How to make Osha Root Tea
To make Osha Tea, it is recommended to take either fresh or dried root and cut it to around the size of a normal tea bag. From there, the root can be broken up or mashed and immersed in hot water. If a stronger tea is desired, the root can be boiled. If bought as a powder, the herb can simply be added to hot or cold water.
Where to Buy Osha Root?
Osha can be expensive when compared to other herbs because of its limited availability due to conservation efforts and because it is not widely commercially cultivated. A 2013 report, showed that the average price for a pound of whole Osha root was around $40. The majority of Osha products are still wildcrafted, and it is important to select a manufacturer that practices sustainable harvesting methods. Osha can be bought as whole roots, extracts, powders, tinctures, and capsules. However, traditional medicine only uses the roots in whole root and powdered forms. Roots may be dried or fresh and should be harvested when the plant goes dormant in the fall or in the early spring before the plant forms flower buds.
Final Thoughts on Osha Root
Overall, Osha is a great natural alternative to typical flu and allergy medications and indigestion aids like Pepto-Bismol. The root has a long history of use with no reported negative effects, other than its overwhelming flavor, eye irritation from direct contact, and the sweating that it induces. Traditionally, the herb is made into a tea, chewed on, applied to joints as a poultice or liniment, applied to wounds as a powder, or burned and inhaled; however, companies now produce capsules, extracts, and tinctures – although the efficacy of these products are unknown. Although, often more expensive and possibly more difficult to procure, purchasing Osha as whole roots offers the best versatility in use.
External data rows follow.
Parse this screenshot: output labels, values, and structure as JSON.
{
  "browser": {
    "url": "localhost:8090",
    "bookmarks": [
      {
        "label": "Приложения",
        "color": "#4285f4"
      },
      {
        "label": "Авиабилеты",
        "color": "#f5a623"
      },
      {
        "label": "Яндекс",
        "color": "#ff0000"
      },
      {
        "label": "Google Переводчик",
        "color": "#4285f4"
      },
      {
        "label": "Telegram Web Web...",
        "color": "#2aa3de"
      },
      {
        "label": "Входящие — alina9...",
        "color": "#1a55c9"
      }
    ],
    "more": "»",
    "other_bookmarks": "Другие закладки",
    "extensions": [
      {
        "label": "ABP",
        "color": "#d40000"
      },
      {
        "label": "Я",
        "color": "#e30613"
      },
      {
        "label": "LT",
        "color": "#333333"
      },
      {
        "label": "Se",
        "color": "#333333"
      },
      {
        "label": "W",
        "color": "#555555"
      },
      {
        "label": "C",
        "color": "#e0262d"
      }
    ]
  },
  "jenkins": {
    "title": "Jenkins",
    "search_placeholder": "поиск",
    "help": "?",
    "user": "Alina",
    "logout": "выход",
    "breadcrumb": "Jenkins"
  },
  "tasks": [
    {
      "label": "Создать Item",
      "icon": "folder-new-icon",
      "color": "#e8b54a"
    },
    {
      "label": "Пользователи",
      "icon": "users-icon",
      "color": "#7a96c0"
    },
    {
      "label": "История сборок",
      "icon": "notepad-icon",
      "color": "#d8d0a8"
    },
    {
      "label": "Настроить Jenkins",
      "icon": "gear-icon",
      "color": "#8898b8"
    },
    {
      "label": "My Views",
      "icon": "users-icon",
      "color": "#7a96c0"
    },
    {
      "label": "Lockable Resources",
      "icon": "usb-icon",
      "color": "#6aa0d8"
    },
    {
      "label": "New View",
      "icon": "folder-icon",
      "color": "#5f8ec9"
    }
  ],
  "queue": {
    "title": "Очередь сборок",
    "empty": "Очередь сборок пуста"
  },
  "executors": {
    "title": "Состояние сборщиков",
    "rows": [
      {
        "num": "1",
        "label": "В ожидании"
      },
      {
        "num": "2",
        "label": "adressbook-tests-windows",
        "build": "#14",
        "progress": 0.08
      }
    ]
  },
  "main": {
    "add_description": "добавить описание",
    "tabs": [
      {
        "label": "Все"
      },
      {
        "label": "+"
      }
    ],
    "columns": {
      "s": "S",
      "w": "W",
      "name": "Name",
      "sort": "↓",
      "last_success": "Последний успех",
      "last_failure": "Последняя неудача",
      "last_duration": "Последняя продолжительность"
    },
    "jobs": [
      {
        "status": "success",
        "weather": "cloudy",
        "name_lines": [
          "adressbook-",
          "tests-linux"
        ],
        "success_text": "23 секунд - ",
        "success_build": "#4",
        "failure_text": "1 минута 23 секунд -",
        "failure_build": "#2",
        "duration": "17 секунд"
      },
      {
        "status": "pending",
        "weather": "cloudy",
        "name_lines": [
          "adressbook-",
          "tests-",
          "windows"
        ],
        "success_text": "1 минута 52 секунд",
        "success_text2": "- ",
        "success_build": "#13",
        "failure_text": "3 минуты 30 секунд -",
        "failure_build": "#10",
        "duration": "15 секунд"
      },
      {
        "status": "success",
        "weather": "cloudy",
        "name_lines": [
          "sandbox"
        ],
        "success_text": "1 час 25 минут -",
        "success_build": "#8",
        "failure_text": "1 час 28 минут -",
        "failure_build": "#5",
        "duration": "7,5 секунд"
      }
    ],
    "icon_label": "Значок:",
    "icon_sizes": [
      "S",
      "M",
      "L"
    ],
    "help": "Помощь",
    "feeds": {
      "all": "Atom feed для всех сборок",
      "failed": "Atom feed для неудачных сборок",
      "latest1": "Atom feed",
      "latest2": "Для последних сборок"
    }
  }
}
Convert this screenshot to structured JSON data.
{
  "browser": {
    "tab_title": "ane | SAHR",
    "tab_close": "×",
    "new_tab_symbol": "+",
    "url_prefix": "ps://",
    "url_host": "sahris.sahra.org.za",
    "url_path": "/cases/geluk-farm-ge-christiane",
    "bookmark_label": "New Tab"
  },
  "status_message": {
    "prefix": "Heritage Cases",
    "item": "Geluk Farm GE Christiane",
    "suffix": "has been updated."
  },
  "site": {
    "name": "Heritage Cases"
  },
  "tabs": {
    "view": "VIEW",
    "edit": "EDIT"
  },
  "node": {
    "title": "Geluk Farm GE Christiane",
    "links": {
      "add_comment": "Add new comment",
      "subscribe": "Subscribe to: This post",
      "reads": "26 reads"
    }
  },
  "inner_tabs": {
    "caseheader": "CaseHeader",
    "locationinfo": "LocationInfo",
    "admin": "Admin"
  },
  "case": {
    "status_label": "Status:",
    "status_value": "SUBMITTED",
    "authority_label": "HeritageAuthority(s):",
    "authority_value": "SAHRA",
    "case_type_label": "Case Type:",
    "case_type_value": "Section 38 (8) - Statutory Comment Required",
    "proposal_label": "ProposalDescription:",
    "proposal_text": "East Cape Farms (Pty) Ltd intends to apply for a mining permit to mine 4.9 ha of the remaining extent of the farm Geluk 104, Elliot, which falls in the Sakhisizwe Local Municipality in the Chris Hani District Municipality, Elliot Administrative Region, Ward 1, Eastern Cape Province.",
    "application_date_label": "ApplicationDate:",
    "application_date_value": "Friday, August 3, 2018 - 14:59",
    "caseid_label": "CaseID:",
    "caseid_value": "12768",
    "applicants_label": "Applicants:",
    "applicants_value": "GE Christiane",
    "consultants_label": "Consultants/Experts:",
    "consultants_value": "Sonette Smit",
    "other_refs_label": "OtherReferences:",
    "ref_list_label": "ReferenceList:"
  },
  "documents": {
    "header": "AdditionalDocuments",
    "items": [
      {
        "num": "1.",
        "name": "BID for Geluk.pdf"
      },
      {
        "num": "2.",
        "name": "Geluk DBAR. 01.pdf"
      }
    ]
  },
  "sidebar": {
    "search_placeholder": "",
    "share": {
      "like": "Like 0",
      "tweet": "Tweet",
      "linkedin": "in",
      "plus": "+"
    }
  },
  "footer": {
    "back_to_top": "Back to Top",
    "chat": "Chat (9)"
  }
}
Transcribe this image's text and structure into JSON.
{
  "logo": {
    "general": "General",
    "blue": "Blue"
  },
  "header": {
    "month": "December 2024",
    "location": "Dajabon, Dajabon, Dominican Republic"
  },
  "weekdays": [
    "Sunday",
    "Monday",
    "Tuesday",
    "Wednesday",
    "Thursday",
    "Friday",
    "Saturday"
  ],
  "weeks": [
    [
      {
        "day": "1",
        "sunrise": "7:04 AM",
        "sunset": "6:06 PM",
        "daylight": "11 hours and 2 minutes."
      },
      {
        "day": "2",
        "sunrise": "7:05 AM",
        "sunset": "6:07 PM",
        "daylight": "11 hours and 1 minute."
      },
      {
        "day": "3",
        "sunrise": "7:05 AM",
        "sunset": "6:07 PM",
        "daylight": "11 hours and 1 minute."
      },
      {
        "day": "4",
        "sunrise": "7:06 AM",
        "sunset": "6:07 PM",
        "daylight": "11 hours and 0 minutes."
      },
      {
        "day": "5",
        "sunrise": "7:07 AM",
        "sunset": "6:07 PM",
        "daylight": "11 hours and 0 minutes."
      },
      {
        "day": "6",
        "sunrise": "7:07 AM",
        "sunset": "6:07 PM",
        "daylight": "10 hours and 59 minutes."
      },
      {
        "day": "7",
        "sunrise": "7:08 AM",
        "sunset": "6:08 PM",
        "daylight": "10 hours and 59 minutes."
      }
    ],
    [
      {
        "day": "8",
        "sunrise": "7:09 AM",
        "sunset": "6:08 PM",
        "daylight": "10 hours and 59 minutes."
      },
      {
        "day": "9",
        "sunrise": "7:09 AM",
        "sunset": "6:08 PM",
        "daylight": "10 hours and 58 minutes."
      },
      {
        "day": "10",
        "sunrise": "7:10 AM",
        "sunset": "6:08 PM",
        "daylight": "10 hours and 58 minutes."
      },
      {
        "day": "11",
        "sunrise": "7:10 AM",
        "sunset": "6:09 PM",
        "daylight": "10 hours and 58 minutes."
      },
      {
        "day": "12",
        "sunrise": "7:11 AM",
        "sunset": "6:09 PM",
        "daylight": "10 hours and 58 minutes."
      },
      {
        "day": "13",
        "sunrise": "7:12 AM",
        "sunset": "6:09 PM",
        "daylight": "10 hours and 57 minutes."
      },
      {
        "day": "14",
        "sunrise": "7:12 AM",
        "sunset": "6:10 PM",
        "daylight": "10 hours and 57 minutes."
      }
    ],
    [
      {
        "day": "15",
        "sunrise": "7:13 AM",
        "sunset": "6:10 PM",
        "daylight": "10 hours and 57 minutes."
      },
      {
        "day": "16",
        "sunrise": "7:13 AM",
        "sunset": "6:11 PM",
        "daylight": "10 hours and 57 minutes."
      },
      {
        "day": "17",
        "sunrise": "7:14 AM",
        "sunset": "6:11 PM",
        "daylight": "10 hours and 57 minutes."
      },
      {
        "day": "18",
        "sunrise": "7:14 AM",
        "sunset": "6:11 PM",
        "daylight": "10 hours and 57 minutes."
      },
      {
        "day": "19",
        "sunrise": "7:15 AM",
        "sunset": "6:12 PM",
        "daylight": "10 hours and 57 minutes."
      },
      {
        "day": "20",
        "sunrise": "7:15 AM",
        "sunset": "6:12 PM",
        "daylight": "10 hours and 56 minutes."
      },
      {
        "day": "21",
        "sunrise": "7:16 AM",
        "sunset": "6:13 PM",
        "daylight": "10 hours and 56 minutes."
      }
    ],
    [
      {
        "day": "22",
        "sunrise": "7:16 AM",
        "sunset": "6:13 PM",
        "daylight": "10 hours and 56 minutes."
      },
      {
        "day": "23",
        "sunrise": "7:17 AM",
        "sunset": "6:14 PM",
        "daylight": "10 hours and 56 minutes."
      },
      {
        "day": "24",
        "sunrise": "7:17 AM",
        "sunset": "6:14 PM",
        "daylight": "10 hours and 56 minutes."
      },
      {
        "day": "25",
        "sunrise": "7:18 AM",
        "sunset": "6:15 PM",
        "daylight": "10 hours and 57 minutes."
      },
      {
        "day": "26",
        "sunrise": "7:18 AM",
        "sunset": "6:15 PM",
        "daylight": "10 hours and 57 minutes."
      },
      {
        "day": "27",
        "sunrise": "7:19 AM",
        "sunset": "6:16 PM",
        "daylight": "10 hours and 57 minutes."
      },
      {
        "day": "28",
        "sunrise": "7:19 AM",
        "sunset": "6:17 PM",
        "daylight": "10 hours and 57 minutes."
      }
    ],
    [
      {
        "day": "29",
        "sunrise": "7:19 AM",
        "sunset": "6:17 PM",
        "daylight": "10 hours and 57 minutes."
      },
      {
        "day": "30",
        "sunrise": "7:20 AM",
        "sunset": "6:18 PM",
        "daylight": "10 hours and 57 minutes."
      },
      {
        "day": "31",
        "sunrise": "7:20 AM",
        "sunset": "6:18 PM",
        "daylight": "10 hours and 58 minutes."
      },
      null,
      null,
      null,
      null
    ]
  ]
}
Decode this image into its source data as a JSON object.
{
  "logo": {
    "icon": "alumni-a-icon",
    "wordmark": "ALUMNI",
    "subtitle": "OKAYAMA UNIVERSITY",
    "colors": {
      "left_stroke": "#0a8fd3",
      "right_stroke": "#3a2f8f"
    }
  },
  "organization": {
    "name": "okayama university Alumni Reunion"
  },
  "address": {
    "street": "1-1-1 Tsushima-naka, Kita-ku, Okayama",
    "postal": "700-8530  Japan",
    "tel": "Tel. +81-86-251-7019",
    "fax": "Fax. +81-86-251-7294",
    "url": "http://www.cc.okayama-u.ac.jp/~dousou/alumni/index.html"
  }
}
As with all herbal supplements, it is important to consult with a health professional if you are taking any medications before using Osha, but overall the herb is well tolerated and consistently used in traditional medicine to this day.